The Trans-Himalayan Database is a research programme at Bern University for the study of the phylogeny of the Trans-Himalayan linguistic phylum and the identification of historical linguistic evidence for the determination of subgrouping. Students and researchers based in Bern are involved in the systematic reconstruction of the Trans-Himalayan proto-language.

Map

Trans-Himalayan is the world’s second most populous language family, straddling the Himalayas along the northern and southern flanks. The Trans-Himalayan linguistic phylum has been known by various names since it was first recognised in 1823, such as Tibeto-Burman, Sino-Himalayan, Indo-Chinese, Sino-Tibetan and Sino-Kiranti, each presuming a different model of phylogenetic relationship.

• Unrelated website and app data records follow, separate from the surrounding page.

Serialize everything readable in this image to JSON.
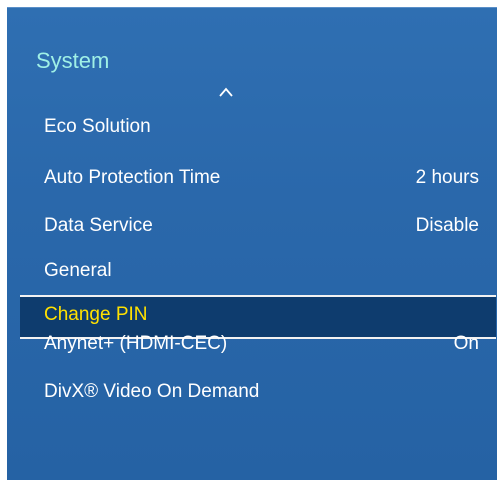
{
  "menu": {
    "title": "System",
    "items": [
      {
        "label": "Eco Solution",
        "value": ""
      },
      {
        "label": "Auto Protection Time",
        "value": "2 hours"
      },
      {
        "label": "Data Service",
        "value": "Disable"
      },
      {
        "label": "General",
        "value": ""
      },
      {
        "label": "Change PIN",
        "value": ""
      },
      {
        "label": "Anynet+ (HDMI-CEC)",
        "value": "On"
      },
      {
        "label": "DivX® Video On Demand",
        "value": ""
      }
    ],
    "selected_index": 4,
    "scroll_indicator_icon": "chevron-up-icon"
  },
  "colors": {
    "panel_background": "#2a68ab",
    "title": "#9ff0e6",
    "highlight_background": "#0e3c6e",
    "highlight_text": "#ffe100",
    "text": "#ffffff"
  }
}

The database has a flexible hierarchy and operates on the basis of Julius van Klaproth’s original 1823 theory of a Tibeto-Burman language family. In contrast to the many false family trees which have been proposed over the course of time, this agnostic model effectively represents the default hypothesis and provides the optimal starting point for testing alternative models of family tree structure and competing hypotheses about subgrouping relationships.

Map

Naturally more Trans-Himalayan languages and linguistic subgroups are known today than were known back in 1823. The evolving state of our knowledge is captured in the Fallen Leaves model, which undergoes periodic modification to accommodate advancements in the state of our knowledge. Depicted here are the linguistic subgroups in the 2012 version of the Fallen Leaves model.

Map

The rGyalrongic subgroup was proposed and validated by Jackson Sun 孫天心 in 2000. Evidence for Siangic was presented by Mark Post and Roger Blench (2011). The Ersuish subgroup is identified by Dominique Yu (2011). Naic is identified by Guillaume Jacques and Alexis Michaud (2001), who propose that rGyalrongic, Qiāngic, Ěrsūish and Nàic could together form a higher-order subgroup called Nà-Qiāngic.

The Fallen Leaves model does not deny the existence of a family tree. Rather, its agnostic stance with regard to higher-order subgrouping provides the best frame of reference for ascertaining the structure of the Trans-Himalayan tree by historical linguistic methods. Fallen Leaves readily incorporates new insights and accommodates phylogenetic rearrangements of subgrouping and so evolves to reflect our growing understanding of linguistic phylogeny.